Polymer artists, Steven Ford and David Forlano have continually considered the “what if?” factor of polymer. From early on they looked at how other craft techniques might be adapted to polymer. In particular, Steven’s interest in exploring these possibilities created a viable back and forth of ideas. His outreach to other craft artists, helped to educated them about the versatility of the medium.
While teaching at the Arrowmont School in 1995, Steven Ford found that polymer could be turned on a lathe.
After conducting some tests, under-cured polymer was determined to provide a better texture for cutting. Color composition and layers could be varied at will within the prepared polymer cylinders. Wondering about the potential for “grain”, Steven made one test rod that included concentric layers, one with a twisted effect and one in which the polymer was stacked perpendicular to the length.

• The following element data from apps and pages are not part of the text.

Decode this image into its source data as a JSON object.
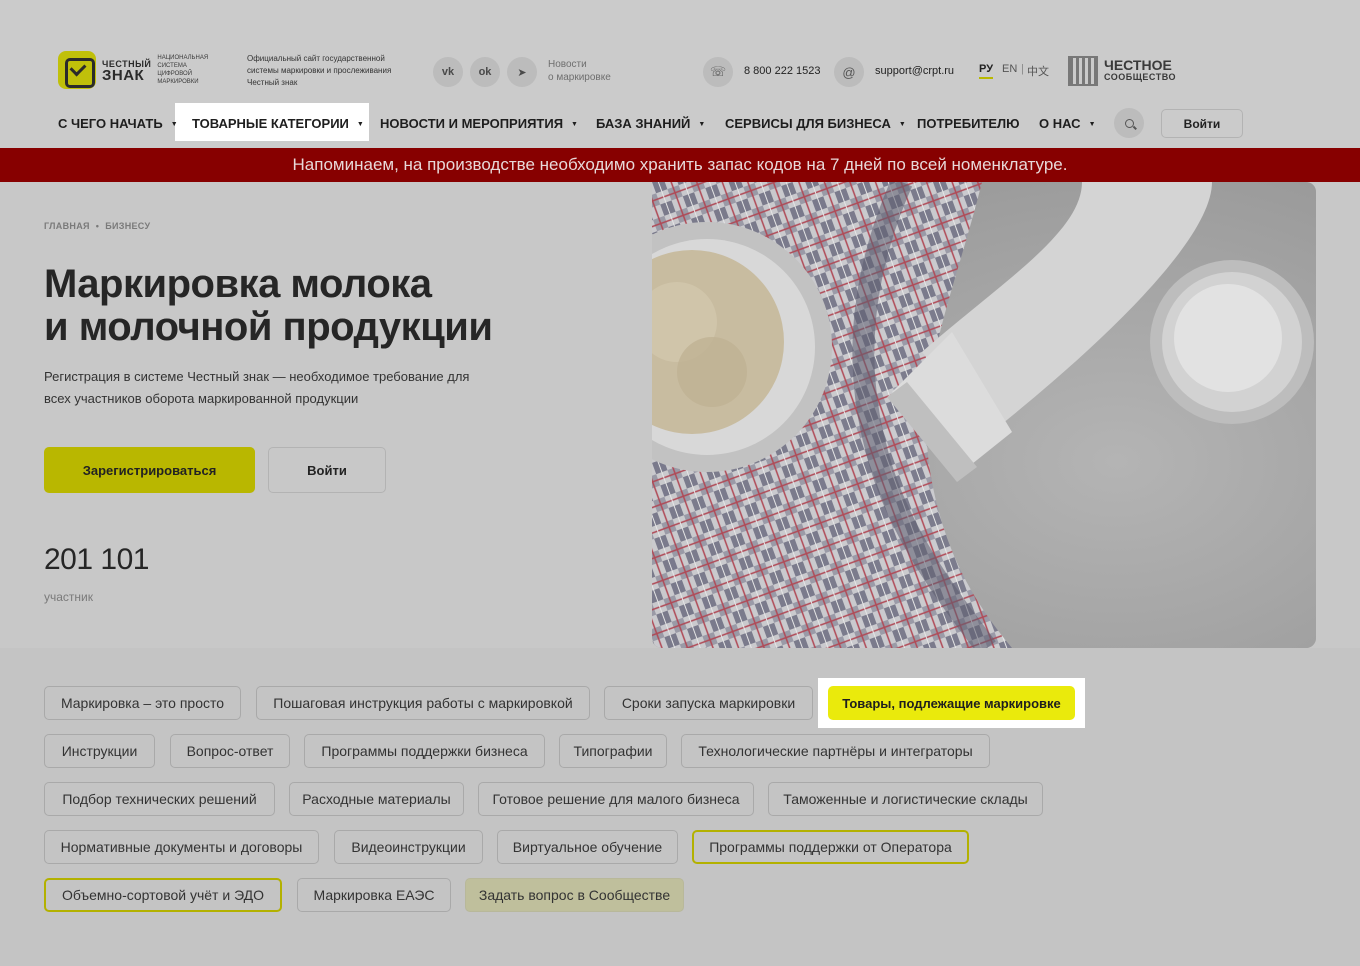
{
  "header": {
    "logo": {
      "line1": "ЧЕСТНЫЙ",
      "line2": "ЗНАК",
      "sub": "национальная система цифровой маркировки"
    },
    "site_desc": "Официальный сайт государственной системы маркировки и прослеживания Честный знак",
    "social": [
      "vk-icon",
      "ok-icon",
      "telegram-icon"
    ],
    "social_glyphs": [
      "vk",
      "ok",
      "➤"
    ],
    "news_link_line1": "Новости",
    "news_link_line2": "о маркировке",
    "phone": "8 800 222 1523",
    "email": "support@crpt.ru",
    "langs": [
      "РУ",
      "EN",
      "中文"
    ],
    "community": {
      "line1": "ЧЕСТНОЕ",
      "line2": "СООБЩЕСТВО"
    }
  },
  "nav": {
    "items": [
      {
        "label": "С ЧЕГО НАЧАТЬ",
        "caret": true
      },
      {
        "label": "ТОВАРНЫЕ КАТЕГОРИИ",
        "caret": true
      },
      {
        "label": "НОВОСТИ И МЕРОПРИЯТИЯ",
        "caret": true
      },
      {
        "label": "БАЗА ЗНАНИЙ",
        "caret": true
      },
      {
        "label": "СЕРВИСЫ ДЛЯ БИЗНЕСА",
        "caret": true
      },
      {
        "label": "ПОТРЕБИТЕЛЮ",
        "caret": false
      },
      {
        "label": "О НАС",
        "caret": true
      }
    ],
    "login": "Войти"
  },
  "banner": "Напоминаем, на производстве необходимо хранить запас кодов на 7 дней по всей номенклатуре.",
  "hero": {
    "breadcrumbs": [
      "ГЛАВНАЯ",
      "БИЗНЕСУ"
    ],
    "title_line1": "Маркировка молока",
    "title_line2": "и молочной продукции",
    "lead": "Регистрация в системе Честный знак — необходимое требование для всех участников оборота маркированной продукции",
    "register": "Зарегистрироваться",
    "login": "Войти",
    "stat_value": "201 101",
    "stat_label": "участник"
  },
  "tags": [
    "Маркировка – это просто",
    "Пошаговая инструкция работы с маркировкой",
    "Сроки запуска маркировки",
    "Товары, подлежащие маркировке",
    "Инструкции",
    "Вопрос-ответ",
    "Программы поддержки бизнеса",
    "Типографии",
    "Технологические партнёры и интеграторы",
    "Подбор технических решений",
    "Расходные материалы",
    "Готовое решение для малого бизнеса",
    "Таможенные и логистические склады",
    "Нормативные документы и договоры",
    "Видеоинструкции",
    "Виртуальное обучение",
    "Программы поддержки от Оператора",
    "Объемно-сортовой учёт и ЭДО",
    "Маркировка ЕАЭС",
    "Задать вопрос в Сообществе"
  ],
  "colors": {
    "accent": "#eaea0c",
    "banner": "#870000",
    "button": "#b9b700"
  }
}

The physical act of turning the polymer cylinder on a lathe was accomplished by master wood turner, Michael Mode. He experimented to see what the material would do and how far he could push it. To everyone’s amazement, the rods were strong enough and did not shatter. Michael was able to cut fine edges and lips into the polymer, but aside from patterns related to color variations, there was no grain. Once turned, the polymer was re-cured and then checked for any distortion. There was none.
This kind of investigation became a guiding intention of the 1997 National Polymer Clay Guild conference held at Arrowmont. “Making History: Pushing the Craft of Polymer Clay” focused participants’ attention
towards the adaptation of techniques from other crafts to polymer.
A decade later, Grant Diffendaffer adapted the idea of lathe-turned polymer and created numerous variations of turned polymer beads*. He wrote about these in his book Polymer Clay Beads: Techniques, Projects, Inspirations.
*Examples from Polymer Clay Beads, Diffendaffer, 2007, pp. 70 and 73